Farming Succession – the importance of getting it right
Whatever type of farm business you run, having clear plans about the future of that business and succession planning in place is vital to avoid disagreements and disputes, especially within a family. However sometimes disputes begin whilst all parties are still alive.
In a recent ruling the High Court upheld a son’s proprietary estoppel claim against his parents relating to the family farm. The parents who owned the farm made Wills in 1981 leaving the farm property and business to the son and his brother. Son A was unaware of what his parent’s Will contained and worked a 60-hour week at the farm from 1982 to 2015 for low pay. His brother worked full-time at the farm from 2005.
In 2012 the parents set up two farming partnerships with Son A running the existing farm and his brother a neighbouring farm.
When Son A and his father fell out, the partnership was dissolved and the parents made new Wills which disinherited Son A, except with the right to occupy a farm cottage. In 2017 the parents gave Son A a notice to quit the cottage and the father made a further Will disinheriting Son A completely.
The Court found that the father had consistently led Son A to believe that he would succeed to the farming business and that his assurances were ‘clear enough’ over many years. Son A had relied on this to his significant financial detriment. The parents had resiled from their assurance and neither Son A’s part in the disagreement with his father or his ability to find alternative work diminished the injustice of his father’s actions since 2014.
To achieve a clean break the son was awarded a lump sum by the court representing 50% of the business and 40% of the farm property and the parents will probably need to sell the existing farm to satisfy this award.
In another recent High Court ruling, it was held that the surviving partner to a farm partnership should have two months to complete the purchase of the farm land before it was sold on the open market.
The farm had been owned by both partners rather than in partnership. When one partner died, the partnership was automatically dissolved and his widow and the surviving partner then disagreed on the farm land’s hope value, given certain agricultural buildings had residential development potential.
Under the Trusts of Land and Appointment of Trustees Act 1996 it would be usual for an open market sale as the only means of determining the land’s value. However the court was satisfied that this couldn’t be determined with sufficient accuracy to reduce the risk of the widow not receiving the land’s true value. The court also determined a possession claim for two plots of land in favour of the deceased partner’s estate and his sister in law.
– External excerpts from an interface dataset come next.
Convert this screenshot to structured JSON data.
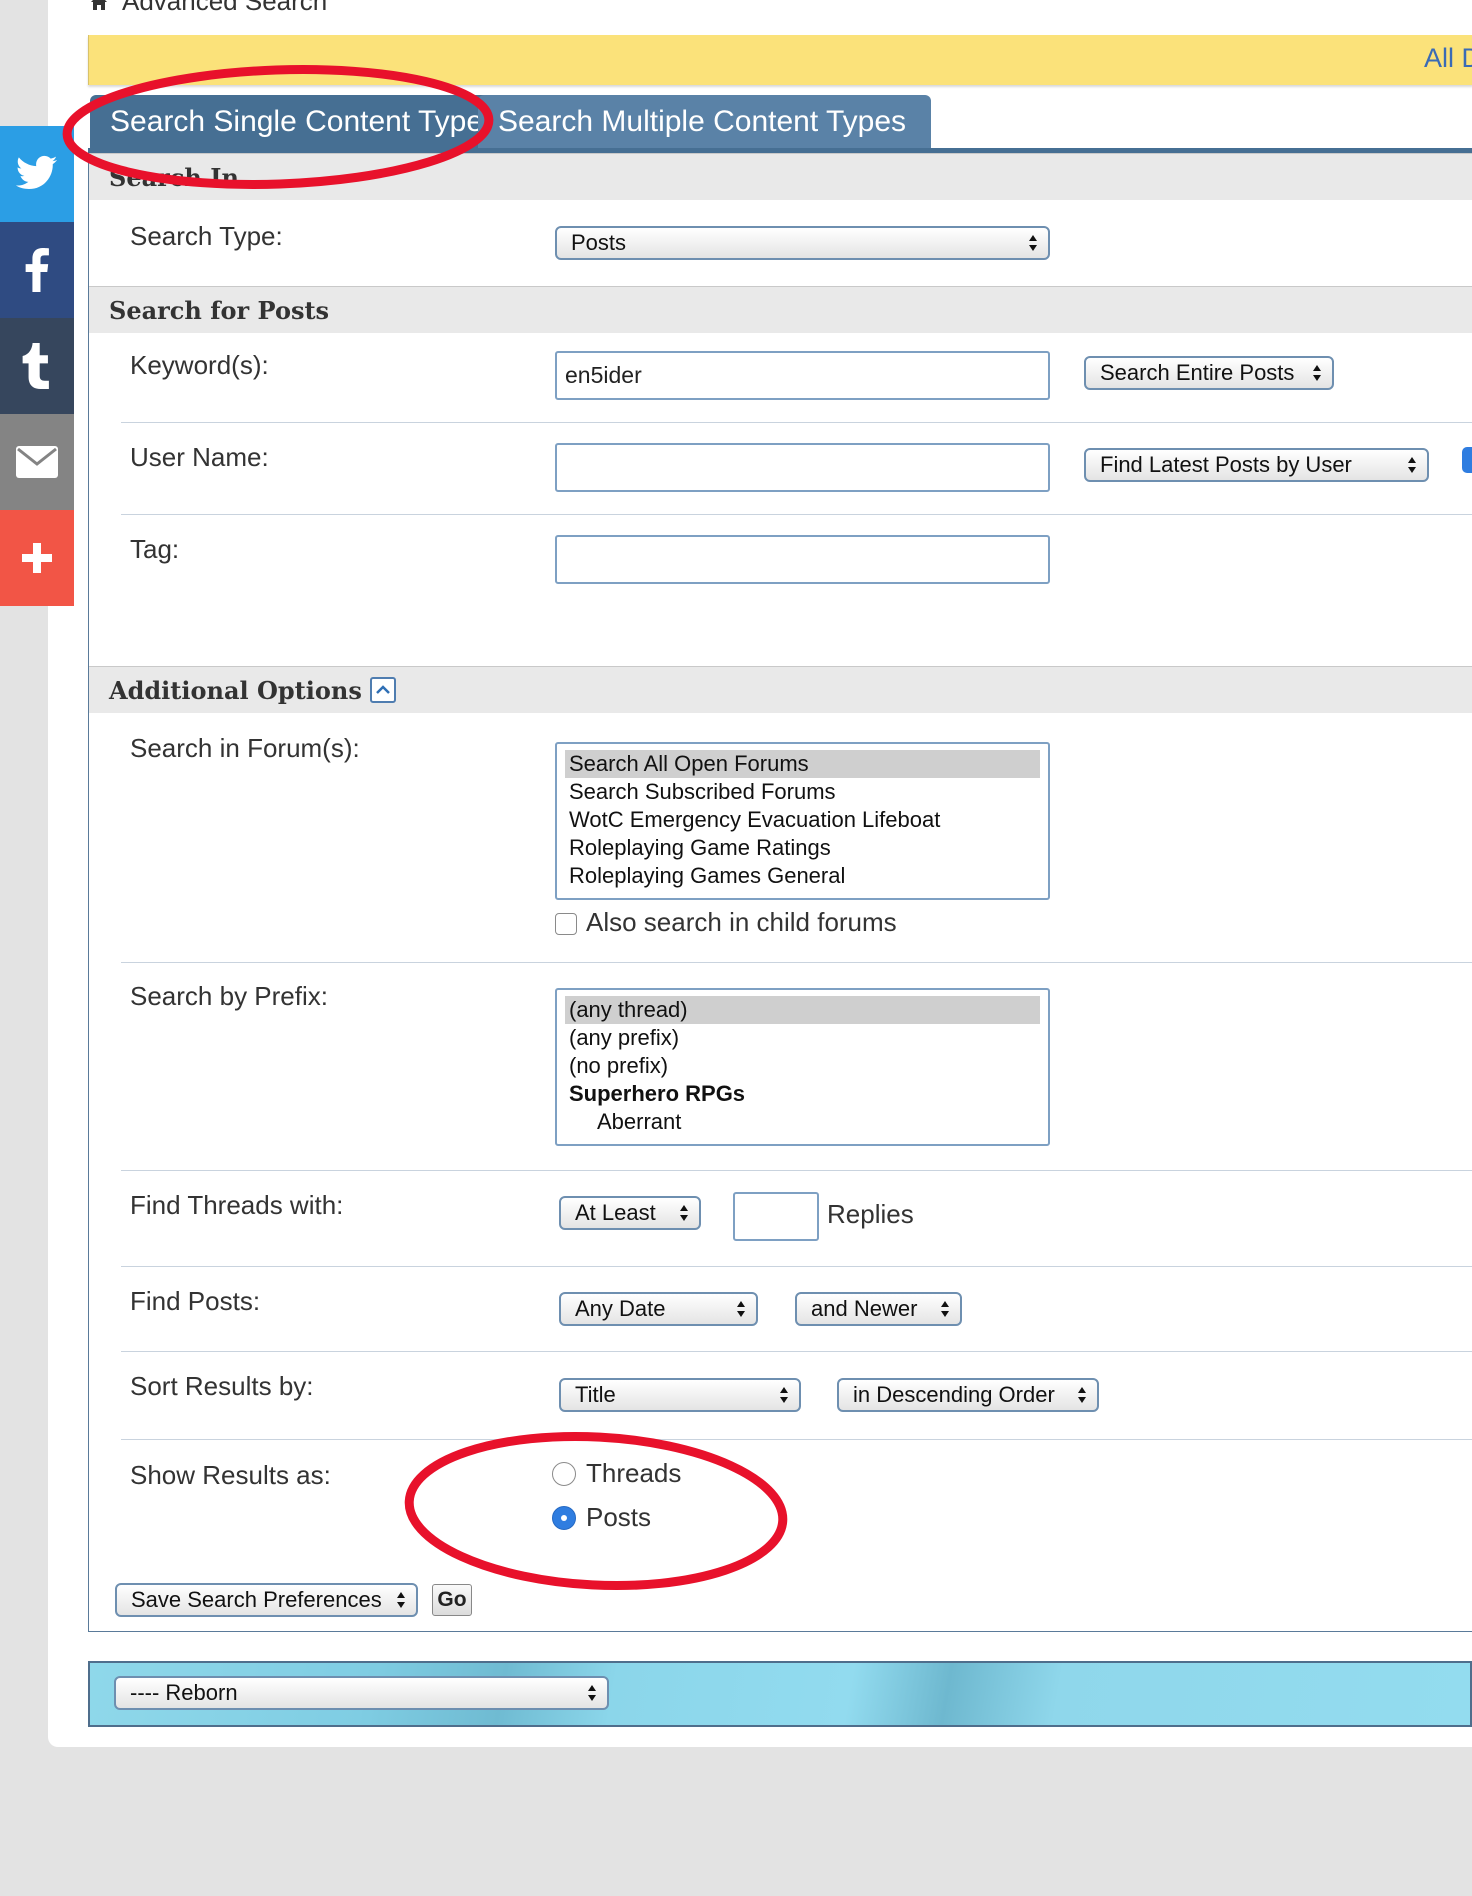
{
  "breadcrumb": {
    "current": "Advanced Search"
  },
  "notice": {
    "link_text": "All Di"
  },
  "tabs": [
    {
      "label": "Search Single Content Type"
    },
    {
      "label": "Search Multiple Content Types"
    }
  ],
  "search_in": {
    "header": "Search In",
    "type_label": "Search Type:",
    "type_value": "Posts"
  },
  "search_for_posts": {
    "header": "Search for Posts",
    "keywords_label": "Keyword(s):",
    "keywords_value": "en5ider",
    "keyword_scope": "Search Entire Posts",
    "username_label": "User Name:",
    "username_value": "",
    "user_mode": "Find Latest Posts by User",
    "tag_label": "Tag:",
    "tag_value": ""
  },
  "additional_options": {
    "header": "Additional Options",
    "forums_label": "Search in Forum(s):",
    "forums": [
      "Search All Open Forums",
      "Search Subscribed Forums",
      "WotC Emergency Evacuation Lifeboat",
      "Roleplaying Game Ratings",
      "Roleplaying Games General"
    ],
    "child_forums_label": "Also search in child forums",
    "prefix_label": "Search by Prefix:",
    "prefixes": [
      "(any thread)",
      "(any prefix)",
      "(no prefix)",
      "Superhero RPGs",
      "Aberrant"
    ],
    "threads_label": "Find Threads with:",
    "threads_compare": "At Least",
    "threads_count": "",
    "replies_label": "Replies",
    "posts_label": "Find Posts:",
    "posts_date": "Any Date",
    "posts_direction": "and Newer",
    "sort_label": "Sort Results by:",
    "sort_field": "Title",
    "sort_order": "in Descending Order",
    "show_label": "Show Results as:",
    "show_threads": "Threads",
    "show_posts": "Posts"
  },
  "actions": {
    "save_prefs": "Save Search Preferences",
    "go": "Go"
  },
  "footer": {
    "style_select": "---- Reborn"
  },
  "colors": {
    "tab_active": "#466f93",
    "tab_inactive": "#5a82a7",
    "notice": "#fbe27a",
    "twitter": "#2b9ee5",
    "facebook": "#2f4b82",
    "tumblr": "#36465d",
    "email": "#848484",
    "more": "#f25546",
    "annotation": "#e8112b"
  },
  "icons": [
    "home-icon",
    "twitter-icon",
    "facebook-icon",
    "tumblr-icon",
    "email-icon",
    "plus-icon",
    "collapse-icon"
  ]
}
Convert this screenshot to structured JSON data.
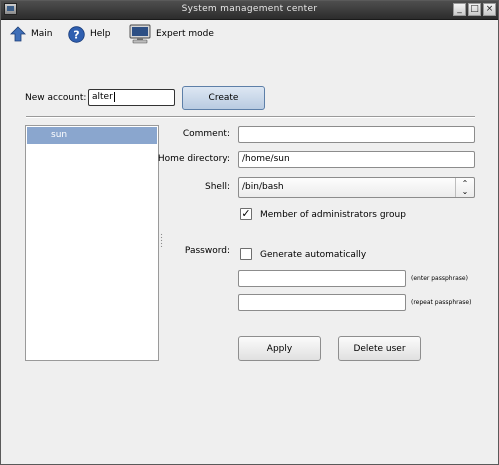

The partnership was therefore liable for mesne profits (the profits of an estate received by a tenant in wrongful possession and recoverable by the landlord).
This is again interesting as it is an example of the court making the ‘unusual’ order that one partner should have the first opportunity to buy the land. The position on the rent is also interesting as because the surviving partner continued to farm the land after the death, the court confirmed the occupation was by the partnership and not a situation where the surviving partner was excluding the estate from the farm land. Had there not been an earlier order fixing the occupation rent, the court would have found that the terms of the licence for occupation did not include any rent or licence fee.
Two cautionary tales but ones which can very easily happen unless you have considered all of the implications for succession planning and both cases highlight why it would have been advisable to take more detailed legal advice to avoid these situations.
Paul Burbidge can be contacted at firstname.lastname@example.org